That’s an interesting comparison. I have always fancied an Alpine but with no convertible option and insufficient funds available I’m more than satisfied with my ND2 RF.
Should I start doing the lottery again? No I don’t think so. It’s always good to know that the grass is greener on your own side of the fence.
Alpine looks the better of the 2 on a few levels.
However, 2 BBRs for the price of the Alpine?
Surely the guesstimate of 6 seconds for the BBR is a bit high?
ND for me all the way…with 30k to spare on some Classic for the weekends.
Brooklands Capri or summat.
Is someone going to mention that the nd gearbox is made out of cheese?
Personally I think they had a bit of lack of content and had to figure something out (or making someone a favour). One is a stock car with a manufacturers warrantee while the other one as a modified one…
I’ve seen reports on Miata.net of a few gearbox issues, there doesn’t seem to be the same problem with European cars from what I have seen, do you have examples of European cars breaking gearboxes?
It seems that the issues with early tuned ND gearboxes has been sorted on later revisions.
I looked at the A110 when they were released, but im not a fan of a turbo auto in this class of car and I felt it was a poor mans 4C. Plus I vowed never to buy another French car as Japanese build quality is night and day by comparison.
There have been a number of failures in the UK, the USA does seem to suffer more but I suspect thats all down to there being more cars and more of which are trackday and autocross driven. Mine runs the BBR Turbo and i had Mazda change it from a v1 to a v5 which i run on 75w140, so far so good but never say never.
The newer cars were tuned to deliver torque differently to avoid the gearbox destroying itself, rather than the gearbox being ‘sorted’, ND2 failures still happen though and there is even a report of a 2020 gearbox having failed.
So did yours fail? or did you get it changed incase it did? The only one I remember hearing about was Roddisons, not saying they don’t fail just that I haven’t seen many reported in the UK.
Up to 3000rpm the torque curve is the same, the nd2 has more torque for the rest of the rev range.
No, i got it replaced because I knew I was turbo’ing the car. I know of atleast 3 cases of failures within the UK.
Mazda will be around a lot longer as there will be more spares, tougher and easier to fix and the Alpine will be a garage Queen.
I would also like a Capri.
How do you find the turbo? And is the gearbox holding up to the extra power and torque? Interesting that there have been a few failures in the UK, I was kind of hoping the reason there were problems in the states was because of their lack of manuals, there seems to be an awful lot of questions on Miata.net about basic gear changing technique that I have never heard on any UK car forums.

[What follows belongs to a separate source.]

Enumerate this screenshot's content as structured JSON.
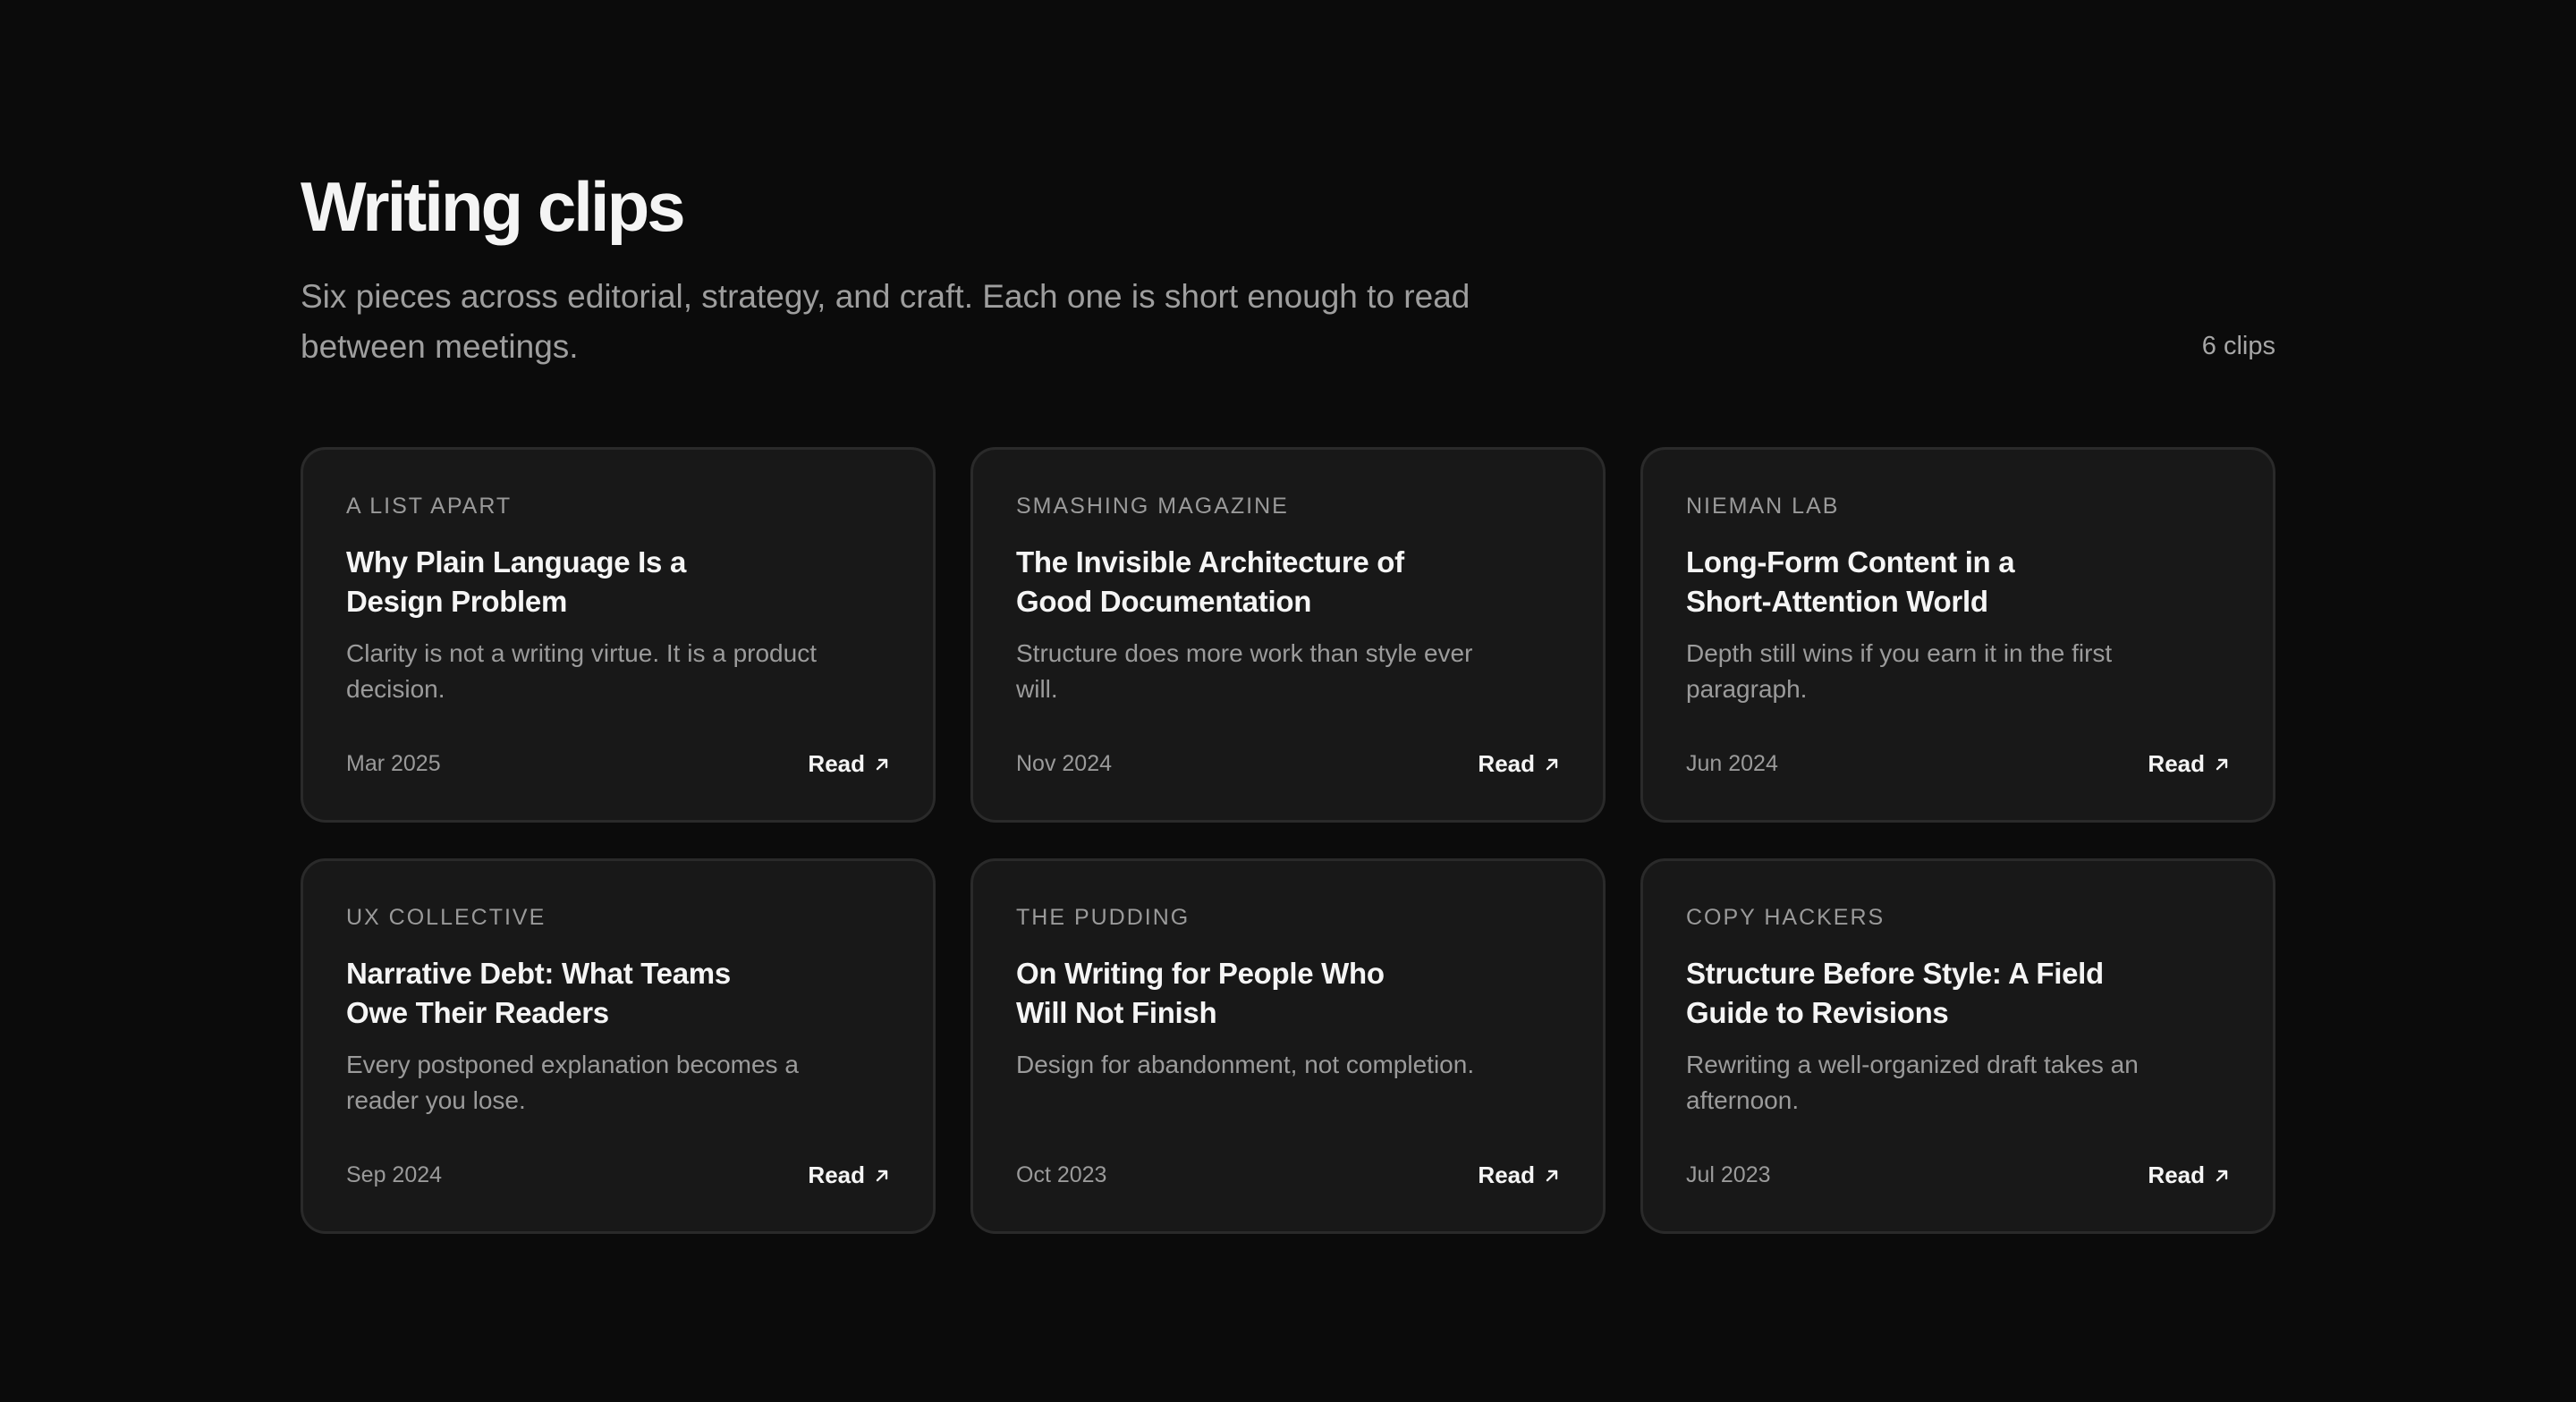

The car needed an uprated clutch and there were also some initial tuning issues, I would say there was a lot to be desired unfortunately when it came to the installation and having to deal with BBR. The car runs good now but the cost of the turbo plus the uprated clutch, its installation and a number of trips up and down the country to have issues resolved tarnished the experience, I’m not alone in this experience with BBR but when it comes to tuning MX-5s (certainly the MK4s) there isn’t any alternative. I think if people knew the potential of needing an uprated clutch and the cost involved, it would put a lot of people off as the complete cost quickly becomes rather eye watering, I have advised others who have asked to stick with the 200 kit.
Thanks for that, I have been looking at the BBR website lately trying to weigh up the options
Every car has a weak point. The ND2 gearbox seems to be ok, anyway.
This article sums up exactly why I got an ND2 2.0.
“A caterham with car play”
The caterham’s 3 inch wide footwell, spin the wheels in fourth, button steering wheel stones in the face nature is a long way removed from an MX5. I sold my Caterham but kept my mx5 as, like a caterham you can Chuck a Mx5 into a corner without hoping the electronics overcome physics.
The main reason not to have a caterham though is it’s a right palava getting into a caterham. Then just as you’ve finished buckling in you see the steering wheel tantalisingly close but just out of reach on the bonnet so you get out to get it, then as you’ve buckled up again you realise your wallet is on the boot (as you’d do yourself an injury if you got in a caterham with your wallet in your pocket) but no matter you can’t reach that either without getting out. And you can’t lock it but people can walk off with your doors. I drove mine down the m6 early one morning from Carlisle to curborough for a spot of sprinting and had to stop to put my nomex and helmet on - so cold.
Exactly. Put me off. They’re no doubt a far superior experience but as a usable toy with scope to retain comfort and long distances, the Caterham is just daft.